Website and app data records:
▬▬▬▬▬▬
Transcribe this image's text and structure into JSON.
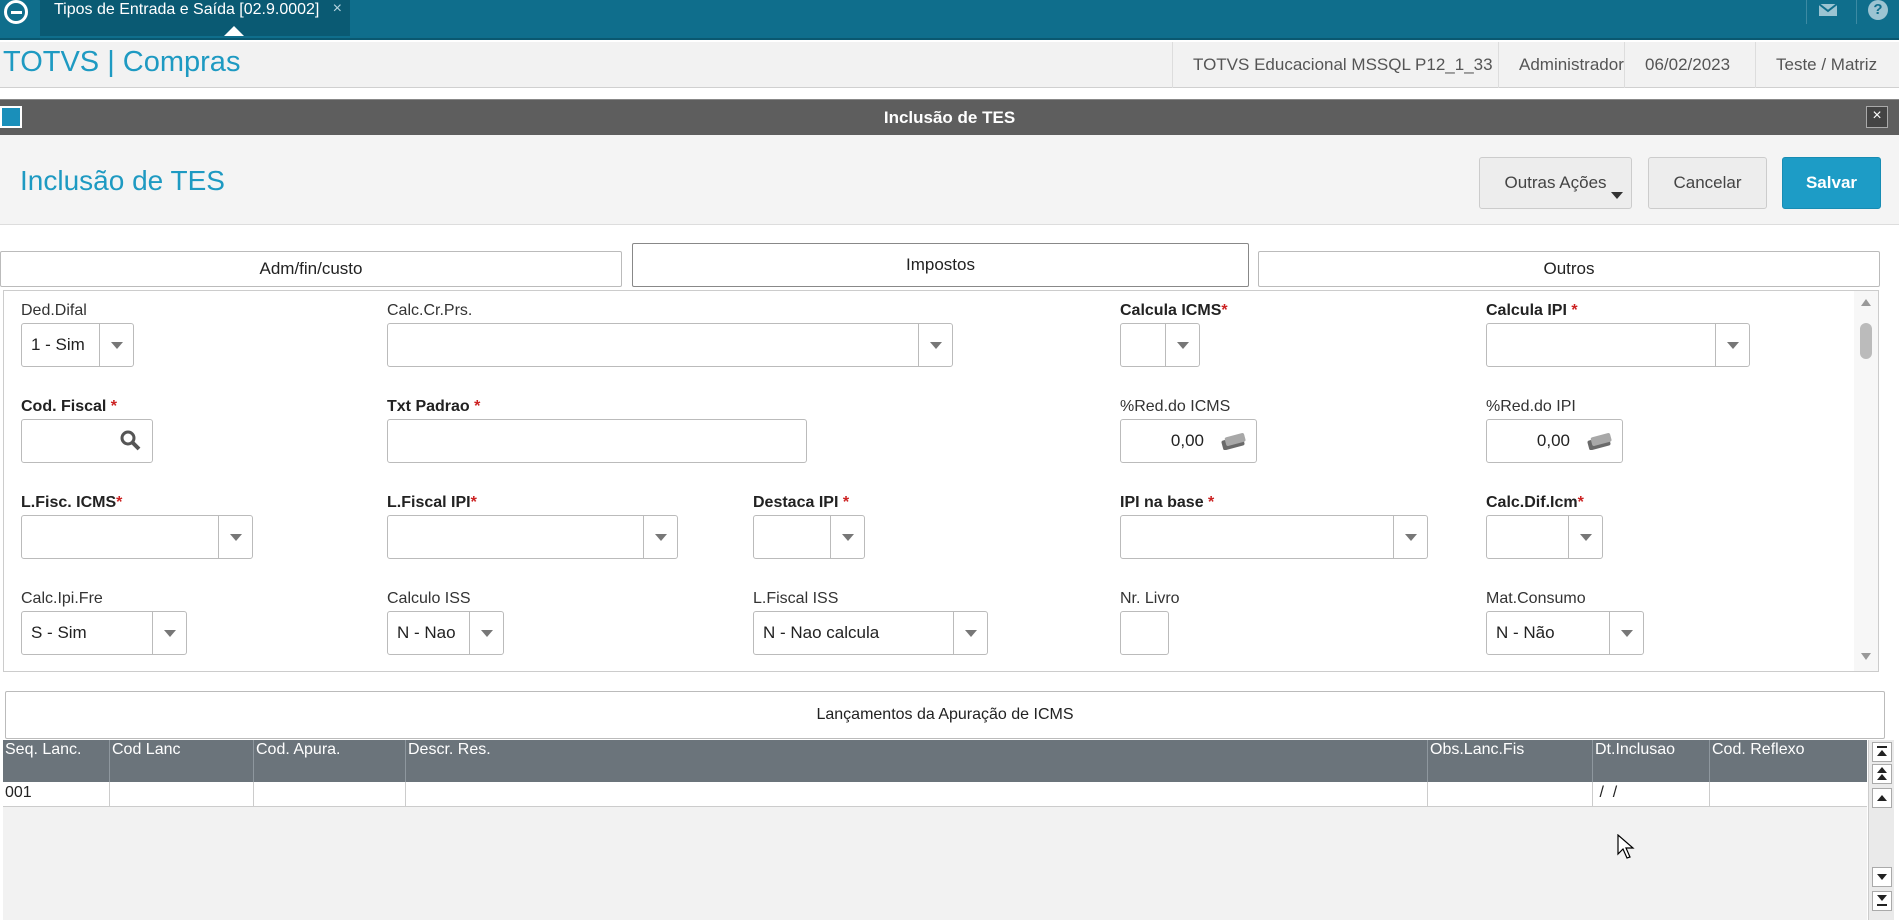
{
  "topbar": {
    "tab_label": "Tipos de Entrada e Saída [02.9.0002]",
    "tab_close": "×",
    "logo_icon": "totvs-logo-icon",
    "mail_icon": "mail-icon",
    "help_icon": "help-icon",
    "help_glyph": "?"
  },
  "header": {
    "app_title": "TOTVS | Compras",
    "environment": "TOTVS Educacional MSSQL P12_1_33",
    "user": "Administrador",
    "date": "06/02/2023",
    "branch": "Teste / Matriz"
  },
  "dialog": {
    "title": "Inclusão de TES",
    "close_glyph": "×"
  },
  "form": {
    "title": "Inclusão de TES",
    "buttons": {
      "more": "Outras Ações",
      "cancel": "Cancelar",
      "save": "Salvar"
    },
    "tabs": [
      {
        "label": "Adm/fin/custo",
        "active": false
      },
      {
        "label": "Impostos",
        "active": true
      },
      {
        "label": "Outros",
        "active": false
      }
    ],
    "fields": {
      "ded_difal": {
        "label": "Ded.Difal",
        "value": "1 - Sim"
      },
      "calc_cr_prs": {
        "label": "Calc.Cr.Prs.",
        "value": ""
      },
      "calcula_icms": {
        "label": "Calcula ICMS",
        "required": "*",
        "value": ""
      },
      "calcula_ipi": {
        "label": "Calcula IPI ",
        "required": "*",
        "value": ""
      },
      "cod_fiscal": {
        "label": "Cod. Fiscal ",
        "required": "*",
        "value": ""
      },
      "txt_padrao": {
        "label": "Txt Padrao ",
        "required": "*",
        "value": ""
      },
      "red_icms": {
        "label": "%Red.do ICMS",
        "value": "0,00"
      },
      "red_ipi": {
        "label": "%Red.do IPI",
        "value": "0,00"
      },
      "lfisc_icms": {
        "label": "L.Fisc. ICMS",
        "required": "*",
        "value": ""
      },
      "lfiscal_ipi": {
        "label": "L.Fiscal IPI",
        "required": "*",
        "value": ""
      },
      "destaca_ipi": {
        "label": "Destaca IPI ",
        "required": "*",
        "value": ""
      },
      "ipi_na_base": {
        "label": "IPI na base ",
        "required": "*",
        "value": ""
      },
      "calc_dif_icm": {
        "label": "Calc.Dif.Icm",
        "required": "*",
        "value": ""
      },
      "calc_ipi_fre": {
        "label": "Calc.Ipi.Fre",
        "value": "S - Sim"
      },
      "calculo_iss": {
        "label": "Calculo ISS",
        "value": "N - Nao"
      },
      "lfiscal_iss": {
        "label": "L.Fiscal ISS",
        "value": "N - Nao calcula"
      },
      "nr_livro": {
        "label": "Nr. Livro",
        "value": ""
      },
      "mat_consumo": {
        "label": "Mat.Consumo",
        "value": "N - Não"
      }
    }
  },
  "grid": {
    "title": "Lançamentos da Apuração de ICMS",
    "columns": [
      "Seq. Lanc.",
      "Cod Lanc",
      "Cod. Apura.",
      "Descr. Res.",
      "Obs.Lanc.Fis",
      "Dt.Inclusao",
      "Cod. Reflexo"
    ],
    "rows": [
      [
        "001",
        "",
        "",
        "",
        "",
        " /  /",
        ""
      ]
    ]
  }
}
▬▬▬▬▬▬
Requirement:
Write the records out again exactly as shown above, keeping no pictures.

Answer section:
Transcribe this image's text and structure into JSON.
{
  "topbar": {
    "tab_label": "Tipos de Entrada e Saída [02.9.0002]",
    "tab_close": "×",
    "logo_icon": "totvs-logo-icon",
    "mail_icon": "mail-icon",
    "help_icon": "help-icon",
    "help_glyph": "?"
  },
  "header": {
    "app_title": "TOTVS | Compras",
    "environment": "TOTVS Educacional MSSQL P12_1_33",
    "user": "Administrador",
    "date": "06/02/2023",
    "branch": "Teste / Matriz"
  },
  "dialog": {
    "title": "Inclusão de TES",
    "close_glyph": "×"
  },
  "form": {
    "title": "Inclusão de TES",
    "buttons": {
      "more": "Outras Ações",
      "cancel": "Cancelar",
      "save": "Salvar"
    },
    "tabs": [
      {
        "label": "Adm/fin/custo",
        "active": false
      },
      {
        "label": "Impostos",
        "active": true
      },
      {
        "label": "Outros",
        "active": false
      }
    ],
    "fields": {
      "ded_difal": {
        "label": "Ded.Difal",
        "value": "1 - Sim"
      },
      "calc_cr_prs": {
        "label": "Calc.Cr.Prs.",
        "value": ""
      },
      "calcula_icms": {
        "label": "Calcula ICMS",
        "required": "*",
        "value": ""
      },
      "calcula_ipi": {
        "label": "Calcula IPI ",
        "required": "*",
        "value": ""
      },
      "cod_fiscal": {
        "label": "Cod. Fiscal ",
        "required": "*",
        "value": ""
      },
      "txt_padrao": {
        "label": "Txt Padrao ",
        "required": "*",
        "value": ""
      },
      "red_icms": {
        "label": "%Red.do ICMS",
        "value": "0,00"
      },
      "red_ipi": {
        "label": "%Red.do IPI",
        "value": "0,00"
      },
      "lfisc_icms": {
        "label": "L.Fisc. ICMS",
        "required": "*",
        "value": ""
      },
      "lfiscal_ipi": {
        "label": "L.Fiscal IPI",
        "required": "*",
        "value": ""
      },
      "destaca_ipi": {
        "label": "Destaca IPI ",
        "required": "*",
        "value": ""
      },
      "ipi_na_base": {
        "label": "IPI na base ",
        "required": "*",
        "value": ""
      },
      "calc_dif_icm": {
        "label": "Calc.Dif.Icm",
        "required": "*",
        "value": ""
      },
      "calc_ipi_fre": {
        "label": "Calc.Ipi.Fre",
        "value": "S - Sim"
      },
      "calculo_iss": {
        "label": "Calculo ISS",
        "value": "N - Nao"
      },
      "lfiscal_iss": {
        "label": "L.Fiscal ISS",
        "value": "N - Nao calcula"
      },
      "nr_livro": {
        "label": "Nr. Livro",
        "value": ""
      },
      "mat_consumo": {
        "label": "Mat.Consumo",
        "value": "N - Não"
      }
    }
  },
  "grid": {
    "title": "Lançamentos da Apuração de ICMS",
    "columns": [
      "Seq. Lanc.",
      "Cod Lanc",
      "Cod. Apura.",
      "Descr. Res.",
      "Obs.Lanc.Fis",
      "Dt.Inclusao",
      "Cod. Reflexo"
    ],
    "rows": [
      [
        "001",
        "",
        "",
        "",
        "",
        " /  /",
        ""
      ]
    ]
  }
}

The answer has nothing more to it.